Yes. Agreeing to a shareholder contract means the employee:
– Will not have protection from unfair dismissal (except for “automatically unfair” reasons such as when discrimination is involved or they are dismissed for trying to exercise a statutory right)
– Will lose the right to statutory redundancy pay
– Would have to give 16 weeks’ notice of an early return date from maternity, or adoption leave rather than the statutory eight – or six for additional paternity leave
– Restricts their rights to make a statutory request for flexible working and for time off for training and study.
Could employees be forced to switch to an employee shareholder contract?
It is not possible to make existing employees become employee shareholders, but employers could make this mandatory for staff hired after the proposals come into force. So, if you are currently employed, you cannot be forced to change contracts.
Additionally, if shares are sold the original contract remains in force – with the reduced rights.
What happens to the shares when the employee leaves?

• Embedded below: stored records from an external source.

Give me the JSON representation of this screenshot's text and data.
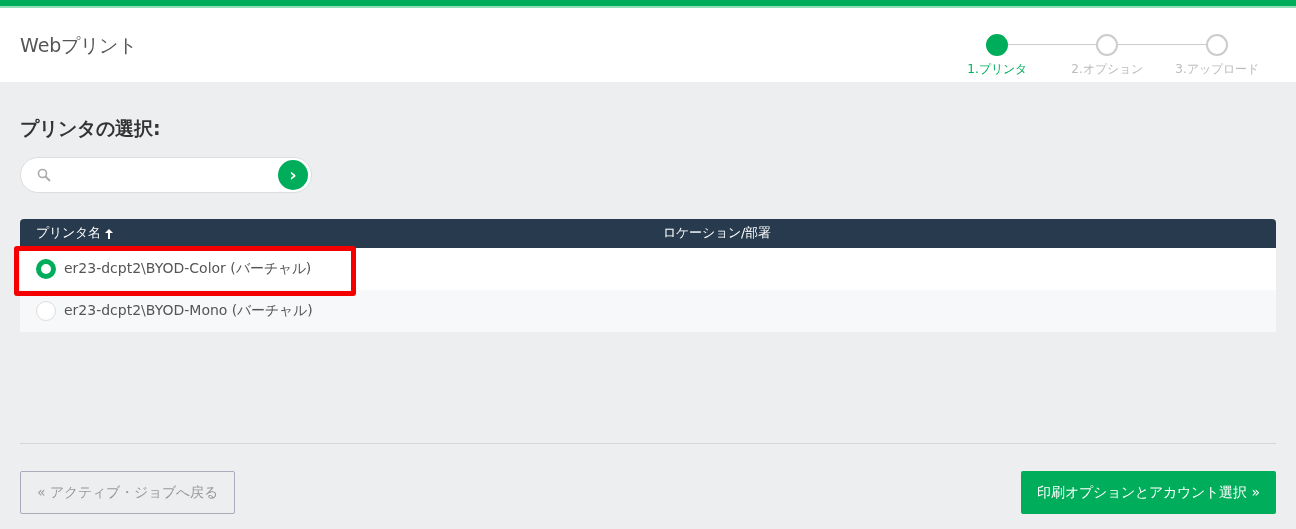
{
  "app_title": "Webプリント",
  "steps": [
    {
      "label": "1.プリンタ",
      "selected": true
    },
    {
      "label": "2.オプション",
      "selected": false
    },
    {
      "label": "3.アップロード",
      "selected": false
    }
  ],
  "heading": "プリンタの選択:",
  "search": {
    "button": "›"
  },
  "table": {
    "columns": [
      {
        "label": "プリンタ名"
      },
      {
        "label": "ロケーション/部署"
      }
    ],
    "rows": [
      {
        "name": "er23-dcpt2\\BYOD-Color (バーチャル)",
        "selected": true,
        "highlighted": true
      },
      {
        "name": "er23-dcpt2\\BYOD-Mono (バーチャル)",
        "selected": false,
        "highlighted": false
      }
    ]
  },
  "back_button": "« アクティブ・ジョブへ戻る",
  "next_button": "印刷オプションとアカウント選択 »"
}
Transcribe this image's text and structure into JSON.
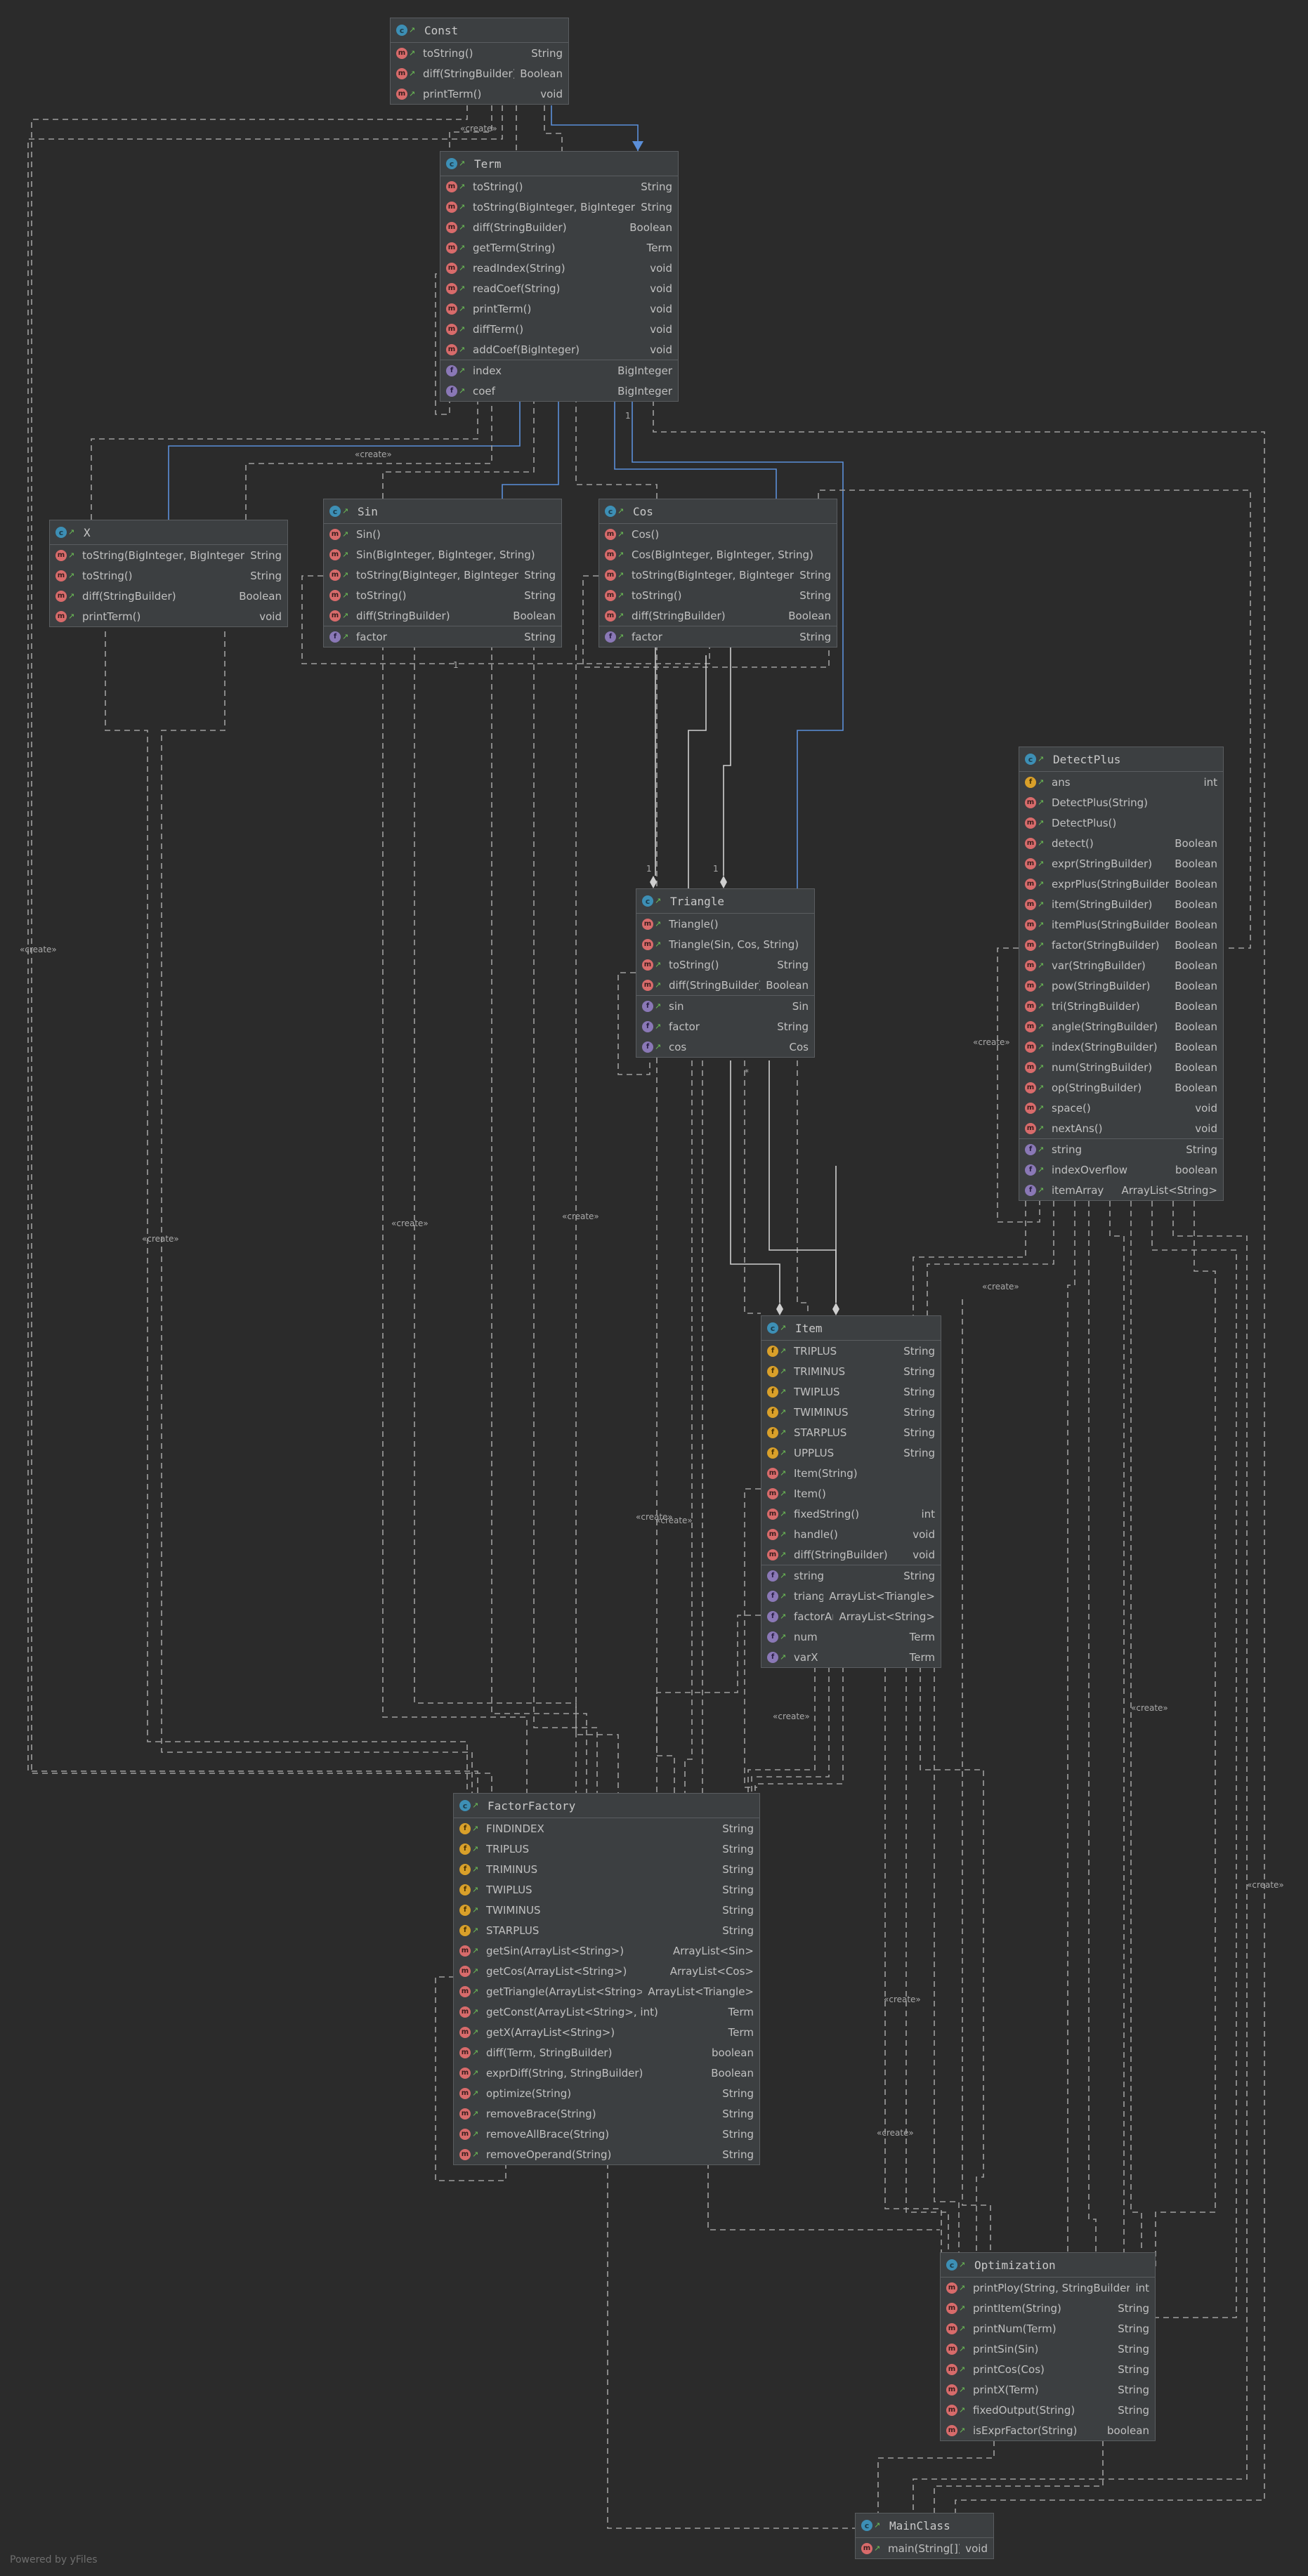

This is all down to the company's articles of association. There might be a buy-back scheme, but the value of the shares might be different. Alternatively, the employee could keep the shares. It all depends on the company's standard rules. If you are an employee considering this type of contract, you should ensure you understand what happens at this point.